Plentyoffish dating forums are a place to meet singles and get dating advice or share dating experiences etc.
Hopefully you will all have fun meeting singles and try out this online dating thing... Maybe you should write a book.paid as well as laid.. Seriously.answered your own question when you stated you want a woman that lives in the here and now on your profile.
That would not be ethical of course—but I bet I would be successful in pairing some of them up . Dating these days seems to start with an online membership to one of the many dating websites out there.
That, in itself, is a challenge for many of my older patients who are not tech-savvy or at least not comfortable with posting a picture and completing an online profile.
Though many cancer patients have the same questions and concerns, no two relationships are the same.
A younger person with goals of marriage and children — and potential mates who may have had little experience with serious illness — probably has different dating concerns than an older person, whose potential partners might very well be dealing with their own health issues.
I have written about the support that a partner/spouse provides to someone living with cancer—with prostate cancer and for young adults with cancer—and I always include the partner in discussions about treatment choice or sexual difficulties.
There are times when I am tempted to start a matchmaking service for the men and women, both gay and straight, who tell me how lonely they are and how they long for someone to share their life with. I often hear stories that describe how difficult it is to dip an older toe into the world of dating in 2015; the world is so different from the 1950s and 1960s when last they were single.
Number 1: If the person lives in the same city or nearby (and this doesn’t seem to always be a criterion), perhaps going out for coffee is a good first “date.” Number 2: Don’t assume that it’ll be love at first sight (although that would be convenient).
And number 3: You need to talk about expectations about a physical relationship sooner rather than later.
I told him I used to be shier than I am now, that I haven’t ever worked in an environment conducive to meeting single men, and then I put it all out there, the single most pertinent reason for my absence from the dating scene: I’m a two-time cancer survivor.

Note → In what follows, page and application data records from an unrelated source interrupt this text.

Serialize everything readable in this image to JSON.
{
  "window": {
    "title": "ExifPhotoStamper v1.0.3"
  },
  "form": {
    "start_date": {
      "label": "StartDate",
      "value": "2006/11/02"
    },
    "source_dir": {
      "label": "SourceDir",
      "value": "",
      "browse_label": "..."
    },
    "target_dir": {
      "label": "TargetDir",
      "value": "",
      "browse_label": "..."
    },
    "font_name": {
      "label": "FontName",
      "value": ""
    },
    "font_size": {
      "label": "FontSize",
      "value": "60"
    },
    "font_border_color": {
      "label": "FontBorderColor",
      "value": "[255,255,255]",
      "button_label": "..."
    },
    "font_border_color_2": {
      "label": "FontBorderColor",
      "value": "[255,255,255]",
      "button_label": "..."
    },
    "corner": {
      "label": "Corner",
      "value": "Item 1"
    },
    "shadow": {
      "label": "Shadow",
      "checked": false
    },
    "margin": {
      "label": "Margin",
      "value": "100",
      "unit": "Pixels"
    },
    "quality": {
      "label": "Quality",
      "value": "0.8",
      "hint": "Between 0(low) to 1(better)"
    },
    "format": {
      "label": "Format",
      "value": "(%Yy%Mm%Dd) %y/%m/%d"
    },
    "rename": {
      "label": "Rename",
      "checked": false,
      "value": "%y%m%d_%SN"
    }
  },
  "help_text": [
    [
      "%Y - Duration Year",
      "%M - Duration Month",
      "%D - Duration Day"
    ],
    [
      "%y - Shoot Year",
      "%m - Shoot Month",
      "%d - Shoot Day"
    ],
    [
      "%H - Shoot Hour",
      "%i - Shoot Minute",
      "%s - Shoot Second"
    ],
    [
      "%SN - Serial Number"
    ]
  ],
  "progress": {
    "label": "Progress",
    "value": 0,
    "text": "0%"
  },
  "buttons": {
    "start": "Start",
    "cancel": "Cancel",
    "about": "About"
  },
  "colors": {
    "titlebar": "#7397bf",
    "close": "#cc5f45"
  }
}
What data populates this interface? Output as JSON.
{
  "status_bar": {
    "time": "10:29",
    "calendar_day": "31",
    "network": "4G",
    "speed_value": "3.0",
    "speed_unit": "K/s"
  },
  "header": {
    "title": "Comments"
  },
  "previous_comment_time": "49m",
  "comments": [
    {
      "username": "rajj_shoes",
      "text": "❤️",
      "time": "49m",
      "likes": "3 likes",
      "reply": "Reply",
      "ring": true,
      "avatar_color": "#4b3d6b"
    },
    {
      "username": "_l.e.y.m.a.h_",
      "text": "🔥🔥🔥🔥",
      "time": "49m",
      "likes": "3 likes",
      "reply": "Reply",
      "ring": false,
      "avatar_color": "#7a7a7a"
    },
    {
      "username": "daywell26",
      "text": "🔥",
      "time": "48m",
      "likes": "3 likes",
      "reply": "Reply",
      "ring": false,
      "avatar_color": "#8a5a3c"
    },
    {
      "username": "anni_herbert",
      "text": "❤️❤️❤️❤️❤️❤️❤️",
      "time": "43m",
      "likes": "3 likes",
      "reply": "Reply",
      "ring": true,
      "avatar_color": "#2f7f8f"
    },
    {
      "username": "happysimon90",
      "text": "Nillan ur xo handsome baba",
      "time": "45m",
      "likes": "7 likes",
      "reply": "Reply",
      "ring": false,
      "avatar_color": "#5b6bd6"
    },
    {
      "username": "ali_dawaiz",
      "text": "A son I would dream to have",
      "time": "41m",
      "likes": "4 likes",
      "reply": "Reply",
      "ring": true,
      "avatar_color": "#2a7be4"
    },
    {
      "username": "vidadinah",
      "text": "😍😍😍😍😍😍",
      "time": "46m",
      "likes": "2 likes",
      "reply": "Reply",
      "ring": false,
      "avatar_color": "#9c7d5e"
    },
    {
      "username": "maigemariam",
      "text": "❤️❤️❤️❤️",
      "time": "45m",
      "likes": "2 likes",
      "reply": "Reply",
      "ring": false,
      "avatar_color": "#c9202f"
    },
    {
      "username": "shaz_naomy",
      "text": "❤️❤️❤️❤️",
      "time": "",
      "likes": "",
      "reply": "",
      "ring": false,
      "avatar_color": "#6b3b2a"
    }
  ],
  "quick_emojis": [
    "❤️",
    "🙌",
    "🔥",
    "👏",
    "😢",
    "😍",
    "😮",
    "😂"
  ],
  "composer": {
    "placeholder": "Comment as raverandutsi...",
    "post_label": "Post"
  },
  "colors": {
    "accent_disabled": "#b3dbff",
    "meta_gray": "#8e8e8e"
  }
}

I felt as though I would be lying if I didn’t mention this to him, because, after all, I’ve been dealing with leukemia in some form or another for the past five years.
Each person also has his or her own individual comfort level when discussing the disease.